-- PROBLEM REQUIREMENTS --
Only the lines holding "name" are wanted. Copy every one from the records below.

-- INPUT --
***

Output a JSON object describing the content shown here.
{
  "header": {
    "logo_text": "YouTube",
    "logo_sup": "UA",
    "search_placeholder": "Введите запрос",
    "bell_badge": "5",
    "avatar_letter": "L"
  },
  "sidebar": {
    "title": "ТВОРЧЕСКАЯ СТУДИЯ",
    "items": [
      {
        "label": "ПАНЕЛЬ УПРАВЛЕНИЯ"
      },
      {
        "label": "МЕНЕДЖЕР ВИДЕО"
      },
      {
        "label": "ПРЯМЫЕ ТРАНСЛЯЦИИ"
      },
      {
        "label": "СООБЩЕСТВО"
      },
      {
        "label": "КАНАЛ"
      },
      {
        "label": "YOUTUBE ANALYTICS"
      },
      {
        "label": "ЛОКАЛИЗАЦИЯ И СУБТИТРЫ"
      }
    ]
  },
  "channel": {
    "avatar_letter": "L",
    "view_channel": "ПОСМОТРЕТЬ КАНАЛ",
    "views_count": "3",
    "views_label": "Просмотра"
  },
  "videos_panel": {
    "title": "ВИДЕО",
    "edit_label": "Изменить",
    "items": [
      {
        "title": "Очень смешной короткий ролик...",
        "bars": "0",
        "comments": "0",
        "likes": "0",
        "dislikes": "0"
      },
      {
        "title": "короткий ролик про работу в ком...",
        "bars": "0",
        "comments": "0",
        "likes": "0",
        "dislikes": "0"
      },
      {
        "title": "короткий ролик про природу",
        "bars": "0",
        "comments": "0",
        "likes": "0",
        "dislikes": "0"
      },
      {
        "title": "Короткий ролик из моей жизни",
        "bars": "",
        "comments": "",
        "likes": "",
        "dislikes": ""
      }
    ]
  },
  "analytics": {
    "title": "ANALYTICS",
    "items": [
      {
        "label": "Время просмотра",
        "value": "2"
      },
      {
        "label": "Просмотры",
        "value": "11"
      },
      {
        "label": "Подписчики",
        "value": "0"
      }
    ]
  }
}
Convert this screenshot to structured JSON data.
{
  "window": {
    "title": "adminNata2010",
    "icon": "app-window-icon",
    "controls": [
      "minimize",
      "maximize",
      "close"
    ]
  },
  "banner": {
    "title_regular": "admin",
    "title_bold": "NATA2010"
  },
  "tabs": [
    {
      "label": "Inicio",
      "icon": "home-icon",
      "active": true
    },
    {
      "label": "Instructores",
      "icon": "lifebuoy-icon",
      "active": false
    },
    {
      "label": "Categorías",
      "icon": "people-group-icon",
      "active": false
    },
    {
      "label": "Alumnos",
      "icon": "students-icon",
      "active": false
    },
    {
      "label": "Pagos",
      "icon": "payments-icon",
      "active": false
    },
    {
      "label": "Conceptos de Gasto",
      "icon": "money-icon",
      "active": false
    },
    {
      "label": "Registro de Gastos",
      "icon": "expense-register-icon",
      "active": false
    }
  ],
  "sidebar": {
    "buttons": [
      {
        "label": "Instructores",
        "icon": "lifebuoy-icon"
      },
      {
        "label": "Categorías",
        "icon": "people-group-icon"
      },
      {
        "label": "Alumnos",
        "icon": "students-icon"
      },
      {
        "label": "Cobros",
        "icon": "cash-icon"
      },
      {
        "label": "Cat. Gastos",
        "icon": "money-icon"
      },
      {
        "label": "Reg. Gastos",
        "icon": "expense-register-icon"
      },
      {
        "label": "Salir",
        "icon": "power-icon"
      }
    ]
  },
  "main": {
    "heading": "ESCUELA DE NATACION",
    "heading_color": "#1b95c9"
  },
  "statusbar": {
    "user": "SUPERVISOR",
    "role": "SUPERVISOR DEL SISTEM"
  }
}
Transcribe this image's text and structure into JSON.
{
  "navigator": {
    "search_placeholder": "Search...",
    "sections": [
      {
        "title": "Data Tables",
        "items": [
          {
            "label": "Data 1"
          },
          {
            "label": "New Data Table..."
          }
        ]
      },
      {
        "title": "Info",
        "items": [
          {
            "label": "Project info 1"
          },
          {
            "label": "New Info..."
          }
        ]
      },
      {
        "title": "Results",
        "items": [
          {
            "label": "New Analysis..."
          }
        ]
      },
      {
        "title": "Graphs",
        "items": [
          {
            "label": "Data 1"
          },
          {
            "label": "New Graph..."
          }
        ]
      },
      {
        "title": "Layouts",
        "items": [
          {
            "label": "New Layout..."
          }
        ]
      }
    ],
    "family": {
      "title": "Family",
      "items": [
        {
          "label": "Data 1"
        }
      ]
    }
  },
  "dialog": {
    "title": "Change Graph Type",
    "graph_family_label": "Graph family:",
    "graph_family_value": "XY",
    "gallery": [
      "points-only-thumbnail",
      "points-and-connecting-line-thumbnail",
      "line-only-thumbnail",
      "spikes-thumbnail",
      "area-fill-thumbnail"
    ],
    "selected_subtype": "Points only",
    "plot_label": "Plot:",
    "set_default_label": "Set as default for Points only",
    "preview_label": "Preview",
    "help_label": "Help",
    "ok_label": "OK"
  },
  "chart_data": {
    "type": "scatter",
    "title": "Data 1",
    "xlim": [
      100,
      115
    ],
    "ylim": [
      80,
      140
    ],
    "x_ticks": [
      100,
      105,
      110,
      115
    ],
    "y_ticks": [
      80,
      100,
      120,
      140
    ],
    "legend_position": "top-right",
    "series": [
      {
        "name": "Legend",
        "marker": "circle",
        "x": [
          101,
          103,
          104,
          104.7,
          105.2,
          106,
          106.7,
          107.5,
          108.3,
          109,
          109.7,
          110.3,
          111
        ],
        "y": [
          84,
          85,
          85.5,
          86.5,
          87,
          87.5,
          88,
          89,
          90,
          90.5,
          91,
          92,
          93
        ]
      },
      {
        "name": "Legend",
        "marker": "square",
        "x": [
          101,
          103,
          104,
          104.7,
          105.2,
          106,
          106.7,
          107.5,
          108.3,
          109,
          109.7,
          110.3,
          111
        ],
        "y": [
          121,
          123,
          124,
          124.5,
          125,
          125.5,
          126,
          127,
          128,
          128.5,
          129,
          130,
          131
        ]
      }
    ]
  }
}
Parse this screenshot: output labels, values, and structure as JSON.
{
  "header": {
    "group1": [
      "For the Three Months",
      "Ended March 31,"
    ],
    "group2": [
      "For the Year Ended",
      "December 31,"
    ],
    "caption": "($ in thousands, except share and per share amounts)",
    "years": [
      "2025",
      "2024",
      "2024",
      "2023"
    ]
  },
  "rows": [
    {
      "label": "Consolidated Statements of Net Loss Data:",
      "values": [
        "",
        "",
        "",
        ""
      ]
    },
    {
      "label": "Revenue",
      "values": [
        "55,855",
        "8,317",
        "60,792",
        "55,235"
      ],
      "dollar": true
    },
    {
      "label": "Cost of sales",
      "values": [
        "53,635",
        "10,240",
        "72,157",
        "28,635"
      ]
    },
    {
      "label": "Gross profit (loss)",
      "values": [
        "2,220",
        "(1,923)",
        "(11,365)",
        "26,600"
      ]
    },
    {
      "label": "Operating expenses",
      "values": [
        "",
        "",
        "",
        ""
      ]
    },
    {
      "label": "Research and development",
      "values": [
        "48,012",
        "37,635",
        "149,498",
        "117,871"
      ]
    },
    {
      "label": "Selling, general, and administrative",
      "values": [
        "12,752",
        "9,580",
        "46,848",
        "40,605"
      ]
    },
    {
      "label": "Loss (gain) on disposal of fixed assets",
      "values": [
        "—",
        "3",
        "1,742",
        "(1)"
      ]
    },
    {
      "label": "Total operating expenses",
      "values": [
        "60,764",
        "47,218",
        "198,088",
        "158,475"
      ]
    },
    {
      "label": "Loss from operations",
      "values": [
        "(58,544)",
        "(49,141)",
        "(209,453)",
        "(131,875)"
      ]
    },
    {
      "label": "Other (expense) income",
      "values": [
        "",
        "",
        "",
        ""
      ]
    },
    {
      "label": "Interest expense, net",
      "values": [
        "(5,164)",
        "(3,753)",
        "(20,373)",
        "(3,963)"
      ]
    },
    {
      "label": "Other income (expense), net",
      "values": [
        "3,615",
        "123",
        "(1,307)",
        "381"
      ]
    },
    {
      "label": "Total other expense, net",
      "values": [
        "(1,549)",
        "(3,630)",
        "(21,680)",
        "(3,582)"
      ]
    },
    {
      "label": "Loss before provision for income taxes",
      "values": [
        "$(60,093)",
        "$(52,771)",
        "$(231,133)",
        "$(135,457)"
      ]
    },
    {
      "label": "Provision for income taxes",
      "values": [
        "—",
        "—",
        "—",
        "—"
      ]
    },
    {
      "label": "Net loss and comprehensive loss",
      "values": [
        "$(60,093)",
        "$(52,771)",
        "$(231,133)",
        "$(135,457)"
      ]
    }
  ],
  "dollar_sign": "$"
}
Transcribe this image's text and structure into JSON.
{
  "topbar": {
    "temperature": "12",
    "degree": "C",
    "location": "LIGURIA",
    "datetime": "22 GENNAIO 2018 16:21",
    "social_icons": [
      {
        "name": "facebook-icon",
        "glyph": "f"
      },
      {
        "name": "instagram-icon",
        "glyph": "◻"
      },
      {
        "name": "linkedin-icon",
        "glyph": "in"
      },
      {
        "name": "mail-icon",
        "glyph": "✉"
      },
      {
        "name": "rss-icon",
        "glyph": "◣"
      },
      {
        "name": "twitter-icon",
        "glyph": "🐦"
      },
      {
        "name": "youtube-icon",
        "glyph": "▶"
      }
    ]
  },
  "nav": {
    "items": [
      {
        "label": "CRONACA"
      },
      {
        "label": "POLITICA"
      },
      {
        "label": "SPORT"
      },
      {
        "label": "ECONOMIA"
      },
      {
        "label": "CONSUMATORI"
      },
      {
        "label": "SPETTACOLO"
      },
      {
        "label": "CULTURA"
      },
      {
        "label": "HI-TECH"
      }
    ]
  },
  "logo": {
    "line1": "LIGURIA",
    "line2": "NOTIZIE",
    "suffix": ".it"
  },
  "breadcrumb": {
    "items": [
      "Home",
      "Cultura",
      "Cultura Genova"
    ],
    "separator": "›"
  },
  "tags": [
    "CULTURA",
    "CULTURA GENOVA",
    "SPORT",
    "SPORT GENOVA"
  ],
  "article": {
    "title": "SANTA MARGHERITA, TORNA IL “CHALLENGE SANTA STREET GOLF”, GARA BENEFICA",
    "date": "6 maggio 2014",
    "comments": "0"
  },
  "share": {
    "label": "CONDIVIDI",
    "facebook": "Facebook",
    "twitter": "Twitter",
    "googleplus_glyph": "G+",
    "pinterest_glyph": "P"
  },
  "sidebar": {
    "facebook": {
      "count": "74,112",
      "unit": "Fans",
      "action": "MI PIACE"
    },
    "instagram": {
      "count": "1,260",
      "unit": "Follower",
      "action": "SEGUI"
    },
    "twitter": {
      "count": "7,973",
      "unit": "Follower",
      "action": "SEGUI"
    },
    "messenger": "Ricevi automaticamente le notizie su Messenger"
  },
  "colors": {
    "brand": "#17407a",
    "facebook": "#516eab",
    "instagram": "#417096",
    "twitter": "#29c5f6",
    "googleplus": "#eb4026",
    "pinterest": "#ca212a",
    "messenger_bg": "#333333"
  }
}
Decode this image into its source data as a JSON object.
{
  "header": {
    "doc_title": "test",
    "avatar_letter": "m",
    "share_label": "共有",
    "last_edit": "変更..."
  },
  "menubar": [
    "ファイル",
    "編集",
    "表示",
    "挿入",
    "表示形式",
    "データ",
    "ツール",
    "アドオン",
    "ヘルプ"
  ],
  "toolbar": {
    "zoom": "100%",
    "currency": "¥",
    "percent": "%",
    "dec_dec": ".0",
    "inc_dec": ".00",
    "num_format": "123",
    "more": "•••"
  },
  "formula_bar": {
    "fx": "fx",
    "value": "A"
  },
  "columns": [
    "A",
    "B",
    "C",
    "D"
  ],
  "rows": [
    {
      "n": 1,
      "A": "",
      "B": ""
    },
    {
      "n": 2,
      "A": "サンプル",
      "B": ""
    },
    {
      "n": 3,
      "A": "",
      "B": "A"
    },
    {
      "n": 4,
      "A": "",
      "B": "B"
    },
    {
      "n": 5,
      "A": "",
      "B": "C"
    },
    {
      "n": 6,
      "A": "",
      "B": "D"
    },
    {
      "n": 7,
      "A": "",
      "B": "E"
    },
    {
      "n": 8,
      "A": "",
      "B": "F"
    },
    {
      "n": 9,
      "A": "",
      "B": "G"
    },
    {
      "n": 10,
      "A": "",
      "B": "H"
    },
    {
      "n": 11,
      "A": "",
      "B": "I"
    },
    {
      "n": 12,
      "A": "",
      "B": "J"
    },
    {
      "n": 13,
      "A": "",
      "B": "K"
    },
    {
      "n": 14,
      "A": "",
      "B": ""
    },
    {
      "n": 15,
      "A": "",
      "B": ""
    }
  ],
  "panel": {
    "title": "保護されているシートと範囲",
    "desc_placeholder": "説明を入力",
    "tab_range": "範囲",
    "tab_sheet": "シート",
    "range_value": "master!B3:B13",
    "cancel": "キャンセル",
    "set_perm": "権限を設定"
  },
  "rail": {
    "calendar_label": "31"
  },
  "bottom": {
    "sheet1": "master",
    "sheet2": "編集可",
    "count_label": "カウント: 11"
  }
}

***

-- SOLUTION FOR THIS PROBLEM --
        "name": "Legend",
        "name": "Legend",
        "name": "facebook-icon",
        "name": "instagram-icon",
        "name": "linkedin-icon",
        "name": "mail-icon",
        "name": "rss-icon",
        "name": "twitter-icon",
        "name": "youtube-icon",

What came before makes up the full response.